The family of Andrea Constand says their daughter felt betrayed by the star

By Todd Peterson
Updated February 08, 2005 03:00 PM

The woman who has accused Bill Cosby of drugging and groping her has been publicly identified by her parents – who say their daughter felt betrayed by the star and now wants justice.

Andrea Constand, 31, a former employee of Temple University’s basketball program and hoops star from the University of Arizona, says she met Cosby through Temple, where he’s an alumnus and booster, New York’s Daily News reports.

Constand’s identity was disclosed by her parents, who are speaking out about their daughter’s accusations. “She feels a sense of betrayal and feels justice has to prevail,” her father, Andy Constand, told the Toronto Sun, adding that his daughter previously considered Cosby a “great friend and mentor.”

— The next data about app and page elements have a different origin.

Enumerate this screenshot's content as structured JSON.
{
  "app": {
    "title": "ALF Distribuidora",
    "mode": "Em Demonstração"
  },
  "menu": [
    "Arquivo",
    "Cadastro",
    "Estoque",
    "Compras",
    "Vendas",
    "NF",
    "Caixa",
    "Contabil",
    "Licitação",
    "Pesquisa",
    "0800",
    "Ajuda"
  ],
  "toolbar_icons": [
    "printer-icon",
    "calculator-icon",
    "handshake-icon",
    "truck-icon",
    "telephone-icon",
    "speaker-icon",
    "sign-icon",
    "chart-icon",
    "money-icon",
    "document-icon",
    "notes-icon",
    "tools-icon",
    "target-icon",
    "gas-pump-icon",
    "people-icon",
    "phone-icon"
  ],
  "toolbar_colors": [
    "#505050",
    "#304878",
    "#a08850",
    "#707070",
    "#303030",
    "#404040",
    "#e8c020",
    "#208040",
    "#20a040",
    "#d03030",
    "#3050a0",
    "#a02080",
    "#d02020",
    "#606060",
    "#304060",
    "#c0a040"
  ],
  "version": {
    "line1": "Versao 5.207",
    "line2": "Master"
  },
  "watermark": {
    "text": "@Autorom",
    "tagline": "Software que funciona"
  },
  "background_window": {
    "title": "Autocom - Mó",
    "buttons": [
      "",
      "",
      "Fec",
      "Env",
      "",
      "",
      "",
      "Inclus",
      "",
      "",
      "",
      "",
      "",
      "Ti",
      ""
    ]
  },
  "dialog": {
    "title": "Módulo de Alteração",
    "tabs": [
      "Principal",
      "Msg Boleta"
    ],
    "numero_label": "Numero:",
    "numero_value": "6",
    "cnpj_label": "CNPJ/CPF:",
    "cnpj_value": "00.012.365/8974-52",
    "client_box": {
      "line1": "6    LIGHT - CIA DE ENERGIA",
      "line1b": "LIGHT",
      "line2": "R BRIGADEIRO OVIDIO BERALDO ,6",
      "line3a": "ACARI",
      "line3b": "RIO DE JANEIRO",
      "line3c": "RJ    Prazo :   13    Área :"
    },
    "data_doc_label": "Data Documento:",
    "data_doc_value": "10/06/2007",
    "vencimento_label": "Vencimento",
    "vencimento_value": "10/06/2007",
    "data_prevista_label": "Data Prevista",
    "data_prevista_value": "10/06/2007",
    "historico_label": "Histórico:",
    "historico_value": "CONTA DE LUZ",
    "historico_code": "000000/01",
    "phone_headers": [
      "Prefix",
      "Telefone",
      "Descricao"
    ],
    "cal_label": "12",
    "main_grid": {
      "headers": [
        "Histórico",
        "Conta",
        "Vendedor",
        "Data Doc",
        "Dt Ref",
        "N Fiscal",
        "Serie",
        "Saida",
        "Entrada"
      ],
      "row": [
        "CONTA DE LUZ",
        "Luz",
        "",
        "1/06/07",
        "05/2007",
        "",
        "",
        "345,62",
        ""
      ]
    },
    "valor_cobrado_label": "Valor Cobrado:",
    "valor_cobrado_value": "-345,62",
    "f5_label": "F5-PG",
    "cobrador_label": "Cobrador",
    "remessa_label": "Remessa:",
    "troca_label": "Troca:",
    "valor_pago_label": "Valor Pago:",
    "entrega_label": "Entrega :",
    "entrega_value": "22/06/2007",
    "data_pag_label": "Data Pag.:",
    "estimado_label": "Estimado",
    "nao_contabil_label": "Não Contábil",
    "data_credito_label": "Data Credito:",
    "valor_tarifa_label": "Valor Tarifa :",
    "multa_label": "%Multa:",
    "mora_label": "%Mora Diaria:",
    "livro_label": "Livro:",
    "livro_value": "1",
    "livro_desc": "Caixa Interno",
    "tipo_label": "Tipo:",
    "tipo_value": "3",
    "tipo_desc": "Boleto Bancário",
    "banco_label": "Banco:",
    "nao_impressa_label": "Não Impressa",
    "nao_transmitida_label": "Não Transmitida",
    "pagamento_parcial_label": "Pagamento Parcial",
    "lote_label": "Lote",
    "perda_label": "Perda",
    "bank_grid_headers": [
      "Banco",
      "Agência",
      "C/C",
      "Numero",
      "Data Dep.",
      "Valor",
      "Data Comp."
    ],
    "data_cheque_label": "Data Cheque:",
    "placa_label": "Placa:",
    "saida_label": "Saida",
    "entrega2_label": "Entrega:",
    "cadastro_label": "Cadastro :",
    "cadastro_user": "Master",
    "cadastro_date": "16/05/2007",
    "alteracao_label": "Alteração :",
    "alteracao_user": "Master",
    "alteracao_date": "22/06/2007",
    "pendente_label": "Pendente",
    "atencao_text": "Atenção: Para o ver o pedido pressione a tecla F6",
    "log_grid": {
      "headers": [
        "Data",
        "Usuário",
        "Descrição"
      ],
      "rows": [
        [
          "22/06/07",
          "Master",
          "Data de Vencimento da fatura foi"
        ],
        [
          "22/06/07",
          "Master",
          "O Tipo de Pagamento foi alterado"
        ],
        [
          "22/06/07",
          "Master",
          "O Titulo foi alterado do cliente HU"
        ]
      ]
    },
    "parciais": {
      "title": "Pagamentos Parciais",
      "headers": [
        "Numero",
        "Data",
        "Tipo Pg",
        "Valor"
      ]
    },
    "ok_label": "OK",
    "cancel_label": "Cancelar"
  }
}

No criminal charges have been filed in the case, and Cosby denies any wrongdoing.

In her police report filed last month, Constand claimed she dined with Cosby and friends last January, and returned to his nearby home after the meal. Constand said she felt “stress and tension,” and that Cosby gave her some pills.

According to her allegations in the report, she felt dizzy, and Cosby helped her to a couch. Following that, Constand claims her memory is fuzzy, but she alleges that the 67-year-old comedian improperly touched her. She says that she awoke early the next morning with “her clothing in disarray and her bra undone.”

Constand did not come forward with her allegation until Jan. 13, saying that she was afraid to go to police because of Cosby’s celebrity.

Cosby reportedly has been cooperating with investigators.